Man is not alone the possessor of the migrating passion. Menhaden, in vast schools, sweep along our Atlantic Coast in their season. From unknown regions of the ocean herring and salmon return to the streams of their nativity when the spirit of migration sweeps over the shoals into the abysmal depths. There are butterflies that in companies rise from mud puddles beside the road and go dancing away to the South in autumn. The caribou, in long streams, come southward over the barrens of Labrador when the word is passed, and even squirrels, over extended regions, have been known to migrate en masse for hundreds of miles. There is, however, no phase of the life of birds which is quite so distinctive. The extent and duration of their migrations are among the most wonderful phenomena of the natural world.

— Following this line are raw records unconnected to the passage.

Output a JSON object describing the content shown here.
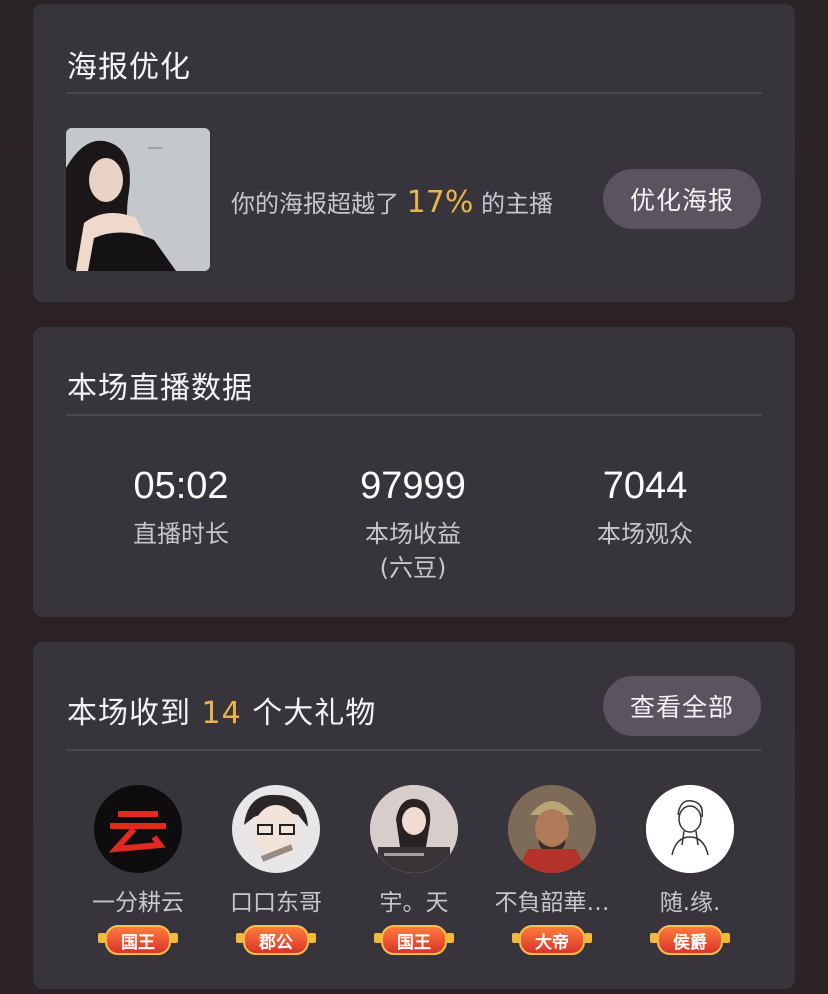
{
  "poster_card": {
    "title": "海报优化",
    "text_prefix": "你的海报超越了",
    "percent": "17%",
    "text_suffix": "的主播",
    "button": "优化海报"
  },
  "stats_card": {
    "title": "本场直播数据",
    "stats": [
      {
        "value": "05:02",
        "label": "直播时长",
        "sublabel": ""
      },
      {
        "value": "97999",
        "label": "本场收益",
        "sublabel": "(六豆)"
      },
      {
        "value": "7044",
        "label": "本场观众",
        "sublabel": ""
      }
    ]
  },
  "gifts_card": {
    "title_prefix": "本场收到",
    "count": "14",
    "title_suffix": "个大礼物",
    "button": "查看全部",
    "gifters": [
      {
        "name": "一分耕云",
        "badge": "国王"
      },
      {
        "name": "口口东哥",
        "badge": "郡公"
      },
      {
        "name": "宇。天",
        "badge": "国王"
      },
      {
        "name": "不負韶華…",
        "badge": "大帝"
      },
      {
        "name": "随.缘.",
        "badge": "侯爵"
      }
    ]
  },
  "colors": {
    "accent": "#e9b44c",
    "card": "#38343b",
    "pill": "#5b5460"
  }
}
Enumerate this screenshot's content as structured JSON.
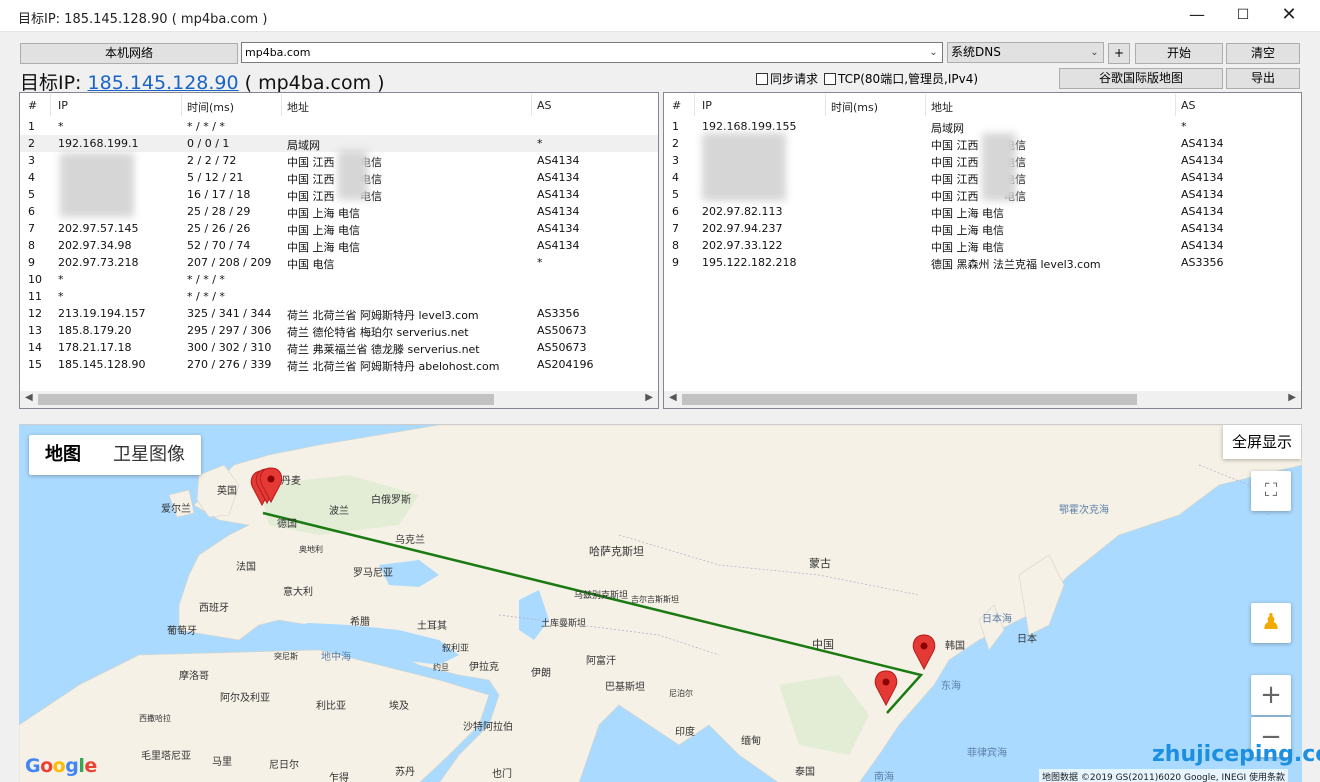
{
  "window": {
    "title": "目标IP: 185.145.128.90 ( mp4ba.com )"
  },
  "toolbar": {
    "local_network_btn": "本机网络",
    "host_value": "mp4ba.com",
    "dns_value": "系统DNS",
    "plus_btn": "+",
    "start_btn": "开始",
    "clear_btn": "清空",
    "google_map_btn": "谷歌国际版地图",
    "export_btn": "导出",
    "sync_label": "同步请求",
    "tcp_label": "TCP(80端口,管理员,IPv4)"
  },
  "target": {
    "prefix": "目标IP: ",
    "ip": "185.145.128.90",
    "host": " ( mp4ba.com )"
  },
  "columns": {
    "num": "#",
    "ip": "IP",
    "time": "时间(ms)",
    "addr": "地址",
    "as": "AS"
  },
  "left_table": [
    {
      "n": "1",
      "ip": "*",
      "t": "* / * / *",
      "addr": "",
      "as": ""
    },
    {
      "n": "2",
      "ip": "192.168.199.1",
      "t": "0 / 0 / 1",
      "addr": "局域网",
      "as": "*"
    },
    {
      "n": "3",
      "ip": "",
      "t": "2 / 2 / 72",
      "addr": "中国 江西 　　电信",
      "as": "AS4134"
    },
    {
      "n": "4",
      "ip": "",
      "t": "5 / 12 / 21",
      "addr": "中国 江西 　　电信",
      "as": "AS4134"
    },
    {
      "n": "5",
      "ip": "",
      "t": "16 / 17 / 18",
      "addr": "中国 江西 　　电信",
      "as": "AS4134"
    },
    {
      "n": "6",
      "ip": "",
      "t": "25 / 28 / 29",
      "addr": "中国 上海 电信",
      "as": "AS4134"
    },
    {
      "n": "7",
      "ip": "202.97.57.145",
      "t": "25 / 26 / 26",
      "addr": "中国 上海 电信",
      "as": "AS4134"
    },
    {
      "n": "8",
      "ip": "202.97.34.98",
      "t": "52 / 70 / 74",
      "addr": "中国 上海 电信",
      "as": "AS4134"
    },
    {
      "n": "9",
      "ip": "202.97.73.218",
      "t": "207 / 208 / 209",
      "addr": "中国 电信",
      "as": "*"
    },
    {
      "n": "10",
      "ip": "*",
      "t": "* / * / *",
      "addr": "",
      "as": ""
    },
    {
      "n": "11",
      "ip": "*",
      "t": "* / * / *",
      "addr": "",
      "as": ""
    },
    {
      "n": "12",
      "ip": "213.19.194.157",
      "t": "325 / 341 / 344",
      "addr": "荷兰 北荷兰省 阿姆斯特丹 level3.com",
      "as": "AS3356"
    },
    {
      "n": "13",
      "ip": "185.8.179.20",
      "t": "295 / 297 / 306",
      "addr": "荷兰 德伦特省 梅珀尔 serverius.net",
      "as": "AS50673"
    },
    {
      "n": "14",
      "ip": "178.21.17.18",
      "t": "300 / 302 / 310",
      "addr": "荷兰 弗莱福兰省 德龙滕 serverius.net",
      "as": "AS50673"
    },
    {
      "n": "15",
      "ip": "185.145.128.90",
      "t": "270 / 276 / 339",
      "addr": "荷兰 北荷兰省 阿姆斯特丹 abelohost.com",
      "as": "AS204196"
    }
  ],
  "right_table": [
    {
      "n": "1",
      "ip": "192.168.199.155",
      "t": "",
      "addr": "局域网",
      "as": "*"
    },
    {
      "n": "2",
      "ip": "",
      "t": "",
      "addr": "中国 江西 　　电信",
      "as": "AS4134"
    },
    {
      "n": "3",
      "ip": "",
      "t": "",
      "addr": "中国 江西 　　电信",
      "as": "AS4134"
    },
    {
      "n": "4",
      "ip": "",
      "t": "",
      "addr": "中国 江西 　　电信",
      "as": "AS4134"
    },
    {
      "n": "5",
      "ip": "",
      "t": "",
      "addr": "中国 江西 　　电信",
      "as": "AS4134"
    },
    {
      "n": "6",
      "ip": "202.97.82.113",
      "t": "",
      "addr": "中国 上海 电信",
      "as": "AS4134"
    },
    {
      "n": "7",
      "ip": "202.97.94.237",
      "t": "",
      "addr": "中国 上海 电信",
      "as": "AS4134"
    },
    {
      "n": "8",
      "ip": "202.97.33.122",
      "t": "",
      "addr": "中国 上海 电信",
      "as": "AS4134"
    },
    {
      "n": "9",
      "ip": "195.122.182.218",
      "t": "",
      "addr": "德国 黑森州 法兰克福 level3.com",
      "as": "AS3356"
    }
  ],
  "map": {
    "tab_map": "地图",
    "tab_satellite": "卫星图像",
    "fullscreen_btn": "全屏显示",
    "zoom_in": "+",
    "zoom_out": "−",
    "fullscreen_icon": "⛶",
    "pegman": "♟",
    "google": "Google",
    "attribution": "地图数据 ©2019 GS(2011)6020 Google, INEGI   使用条款",
    "labels": {
      "uk": "英国",
      "ireland": "爱尔兰",
      "denmark": "丹麦",
      "germany": "德国",
      "poland": "波兰",
      "belarus": "白俄罗斯",
      "ukraine": "乌克兰",
      "austria": "奥地利",
      "france": "法国",
      "romania": "罗马尼亚",
      "italy": "意大利",
      "spain": "西班牙",
      "portugal": "葡萄牙",
      "greece": "希腊",
      "turkey": "土耳其",
      "mediterranean": "地中海",
      "tunisia": "突尼斯",
      "morocco": "摩洛哥",
      "algeria": "阿尔及利亚",
      "libya": "利比亚",
      "egypt": "埃及",
      "west_sahara": "西撒哈拉",
      "mauritania": "毛里塔尼亚",
      "mali": "马里",
      "niger": "尼日尔",
      "chad": "乍得",
      "sudan": "苏丹",
      "kazakhstan": "哈萨克斯坦",
      "mongolia": "蒙古",
      "uzbekistan": "乌兹别克斯坦",
      "kyrgyzstan": "吉尔吉斯斯坦",
      "turkmenistan": "土库曼斯坦",
      "syria": "叙利亚",
      "iraq": "伊拉克",
      "iran": "伊朗",
      "jordan": "约旦",
      "afghanistan": "阿富汗",
      "pakistan": "巴基斯坦",
      "saudi": "沙特阿拉伯",
      "yemen": "也门",
      "nepal": "尼泊尔",
      "india": "印度",
      "myanmar": "缅甸",
      "thailand": "泰国",
      "china": "中国",
      "korea": "韩国",
      "japan": "日本",
      "sea_japan": "日本海",
      "east_sea": "东海",
      "philippine_sea": "菲律宾海",
      "south_sea": "南海",
      "okhotsk": "鄂霍次克海"
    }
  },
  "watermark": "zhujiceping.com"
}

Ornithologists have gathered much information regarding their coming and going, but knowledge on many of the points involved is incomplete. It is only of recent years that the nest of the Solitary Sandpiper has been found, and yet this is a very common bird in the eastern United States in certain seasons. Where is the scientist who can yet tell us in what country the common Chimney Swift passes the winter, or over what stretches of sea and land the Arctic Tern passes when journeying between its summer home in the Arctic seas and its winter abode in the Antarctic wastes? The main fact, however, that the great majority of birds of the Northern Hemisphere go south in autumn and re-turn in spring, is well known.
Moulting.By the time the young are able to care for themselves the plumage of the hard-working parents is worn and frayed and a new suit of feathers becomes necessary. They do not acquire this all at once. The feathers drop out gradually from the various feather tracts over the body, and their places are at once taken by a new growth. While this is going on the birds are less in evidence than at other times. They keep out of sight and few song notes are heard. Perhaps there is some irritation and unpleasantness connected with moulting which causes a dejection of spirit.
With swimming water birds the wing quills disappear nearly all at once and the birds are unable for a short time to fly; but being at home in the water, where they secure their food, they are not left in the helpless, even desperate, condition in which a land bird would find itself if unable to fly. In a few cases birds begin to migrate before this moulting takes place, but with the great majority the moult is complete before they leave their summer homes.